▸ TASK BRIEF
Where does "JSON" appear in the data? Return each line that holds it.

------

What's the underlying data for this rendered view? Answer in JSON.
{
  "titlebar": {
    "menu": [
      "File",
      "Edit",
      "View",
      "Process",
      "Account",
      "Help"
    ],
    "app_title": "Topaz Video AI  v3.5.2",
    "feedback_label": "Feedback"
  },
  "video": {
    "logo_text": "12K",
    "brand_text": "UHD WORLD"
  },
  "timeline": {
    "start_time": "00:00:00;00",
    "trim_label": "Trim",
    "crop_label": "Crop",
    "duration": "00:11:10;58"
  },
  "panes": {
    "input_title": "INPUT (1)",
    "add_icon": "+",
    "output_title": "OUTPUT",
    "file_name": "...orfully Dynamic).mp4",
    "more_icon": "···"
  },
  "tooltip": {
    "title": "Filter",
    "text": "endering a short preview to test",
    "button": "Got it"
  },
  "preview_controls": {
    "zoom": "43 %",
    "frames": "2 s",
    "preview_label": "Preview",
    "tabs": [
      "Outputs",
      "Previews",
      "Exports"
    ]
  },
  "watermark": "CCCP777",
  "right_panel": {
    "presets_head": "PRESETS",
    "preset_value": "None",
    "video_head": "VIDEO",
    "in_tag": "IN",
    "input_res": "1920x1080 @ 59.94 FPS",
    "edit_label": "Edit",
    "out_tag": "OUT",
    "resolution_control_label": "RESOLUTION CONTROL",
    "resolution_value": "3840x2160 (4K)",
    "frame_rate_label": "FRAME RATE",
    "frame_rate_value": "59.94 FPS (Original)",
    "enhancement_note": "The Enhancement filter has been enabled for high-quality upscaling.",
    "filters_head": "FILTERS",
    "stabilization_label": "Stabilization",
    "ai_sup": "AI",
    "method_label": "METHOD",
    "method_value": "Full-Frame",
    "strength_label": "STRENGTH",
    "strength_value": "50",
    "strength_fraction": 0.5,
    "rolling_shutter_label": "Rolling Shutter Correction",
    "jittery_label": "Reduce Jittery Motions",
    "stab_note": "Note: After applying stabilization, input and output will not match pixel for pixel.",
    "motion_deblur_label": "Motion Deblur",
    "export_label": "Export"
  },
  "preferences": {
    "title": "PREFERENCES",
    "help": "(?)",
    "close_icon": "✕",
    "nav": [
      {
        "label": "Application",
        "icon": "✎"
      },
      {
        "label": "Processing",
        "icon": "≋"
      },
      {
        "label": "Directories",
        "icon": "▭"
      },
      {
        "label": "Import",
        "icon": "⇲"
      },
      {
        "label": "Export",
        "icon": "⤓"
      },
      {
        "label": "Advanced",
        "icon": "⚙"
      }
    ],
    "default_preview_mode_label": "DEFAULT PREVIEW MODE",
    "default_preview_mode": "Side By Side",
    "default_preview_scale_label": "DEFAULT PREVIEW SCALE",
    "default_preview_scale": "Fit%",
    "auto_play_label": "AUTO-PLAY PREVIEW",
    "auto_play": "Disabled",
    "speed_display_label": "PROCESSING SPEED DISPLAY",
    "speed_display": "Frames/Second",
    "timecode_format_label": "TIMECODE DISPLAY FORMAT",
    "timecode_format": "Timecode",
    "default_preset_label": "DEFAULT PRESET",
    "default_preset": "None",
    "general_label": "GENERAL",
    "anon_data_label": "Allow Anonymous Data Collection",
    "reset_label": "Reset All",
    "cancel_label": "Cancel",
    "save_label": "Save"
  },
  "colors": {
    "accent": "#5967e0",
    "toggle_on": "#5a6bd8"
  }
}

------

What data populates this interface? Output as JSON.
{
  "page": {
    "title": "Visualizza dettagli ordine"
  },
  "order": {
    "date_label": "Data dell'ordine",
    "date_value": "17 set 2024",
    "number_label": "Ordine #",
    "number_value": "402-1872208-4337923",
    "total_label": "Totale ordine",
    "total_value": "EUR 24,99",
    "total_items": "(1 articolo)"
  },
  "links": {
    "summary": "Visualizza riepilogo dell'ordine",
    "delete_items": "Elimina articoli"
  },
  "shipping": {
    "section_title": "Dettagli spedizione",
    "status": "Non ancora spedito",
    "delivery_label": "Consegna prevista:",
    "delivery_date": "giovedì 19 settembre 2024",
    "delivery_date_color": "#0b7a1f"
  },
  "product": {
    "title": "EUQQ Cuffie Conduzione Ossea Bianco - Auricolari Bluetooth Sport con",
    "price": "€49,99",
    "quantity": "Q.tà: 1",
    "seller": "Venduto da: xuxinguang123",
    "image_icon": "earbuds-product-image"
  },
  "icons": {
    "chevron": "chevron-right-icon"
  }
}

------

▸ WRITTEN SOLUTION
What's the underlying data for this rendered view? Answer in JSON.
What data populates this interface? Output as JSON.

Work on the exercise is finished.